Plan to build Brazilian dam in disarray


PLANS TO build a controversial dam in the middle of the Amazon rainforest have been thrown into confusion after a Brazilian judge ordered the suspension of the project, citing environmental concerns.

In his ruling on Monday, Judge Antônio Carlos Almeida Campelo said the Brazilian government ignored its own environmental legislation when the country’s environmental protection agency issued an environmental licence for the dam in February. The agency is part of the ministry of the environment.

The federal judge’s ruling meant Brazil’s electricity regulator had to suspend an auction due yesterday to hire a contractor to build the €13 billion Belo Monte dam, which is opposed by local tribes and environmentalists.

Judge Campelo also said public hearings designed to assess the impact of the project on local communities were “mere window-dressing designed to comply with legislative norms”.

The request to halt the project had been submitted by a local prosecutor in the state of Pará, where the dam is to be located.

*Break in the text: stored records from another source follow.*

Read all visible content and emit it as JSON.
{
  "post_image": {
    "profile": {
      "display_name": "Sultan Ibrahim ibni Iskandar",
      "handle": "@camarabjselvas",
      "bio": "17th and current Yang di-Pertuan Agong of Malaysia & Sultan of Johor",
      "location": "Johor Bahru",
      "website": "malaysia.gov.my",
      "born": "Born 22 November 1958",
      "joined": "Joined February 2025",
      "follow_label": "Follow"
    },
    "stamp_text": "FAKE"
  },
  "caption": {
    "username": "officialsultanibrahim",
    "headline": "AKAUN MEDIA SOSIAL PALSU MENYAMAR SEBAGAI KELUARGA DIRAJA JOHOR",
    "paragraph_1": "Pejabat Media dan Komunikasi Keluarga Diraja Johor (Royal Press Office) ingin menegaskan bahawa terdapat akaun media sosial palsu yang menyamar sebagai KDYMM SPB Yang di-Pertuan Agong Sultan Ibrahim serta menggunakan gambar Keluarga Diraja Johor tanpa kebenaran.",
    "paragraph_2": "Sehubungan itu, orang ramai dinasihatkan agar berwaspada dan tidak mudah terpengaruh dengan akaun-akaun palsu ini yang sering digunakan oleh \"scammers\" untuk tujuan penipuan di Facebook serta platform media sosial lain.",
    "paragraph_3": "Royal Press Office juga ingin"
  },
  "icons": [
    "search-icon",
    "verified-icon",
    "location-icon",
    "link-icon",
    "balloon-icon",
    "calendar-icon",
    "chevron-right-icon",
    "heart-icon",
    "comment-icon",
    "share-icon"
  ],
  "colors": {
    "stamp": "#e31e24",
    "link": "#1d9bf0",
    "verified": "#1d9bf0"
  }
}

Brazil’s attorney general, Luís Inácio Adams, was trying to overturn the judge’s suspension order in a last-ditch effort to have the auction go ahead yesterday. Mr Adams said it was wrong to say there had not been a real discussion about the project, insisting that “the debate about Belo Monte has already lasted 30 years”.

Since it was proposed in the 1970s Belo Monte has faced technical, financial and environmental challenges. If built, it will be the world’s third-largest hydroelectric dam after the Three Gorges dam in China and the Itaipú dam, which straddles Brazil’s border with Paraguay.

The Belo Monte dam is designed to generate 11,000 megawatts of electricity. The Brazilian government says it is a vital part of its strategy to meet rapidly rising demand for electricity from the country’s expanding economy.

Speaking to a gathering of indigenous groups in the north, Brazilian president Luiz Inácio Lula da Silva defended the project, saying “hydroelectric power is cheaper and a thermoelectric plant is a disgraceful polluter”.

But many indigenous tribes along the Xingu river, where the dam would be located, say they will fight to the death to stop it being built in their territory. They say that, as well as flooding traditional lands, the construction project would attract thousands of outsiders into their remote corner of the rainforest in search of jobs.

The tribes have gained the support of Hollywood director James Cameron, who called their struggle “a real-life Avatar confrontation”, referring to his blockbuster film in which the native people of a forest planet come into conflict with a human mining operation.

According to the government, about 12,000 people will have to be relocated because of the artificial lake that will swamp 500sq km of forest once the Xingu is dammed.

But Mr Lula said those objecting to the dam did not “take into account that the project has already greatly changed”.

The original proposal was for a string of four dams flooding an area of 1,500sq km.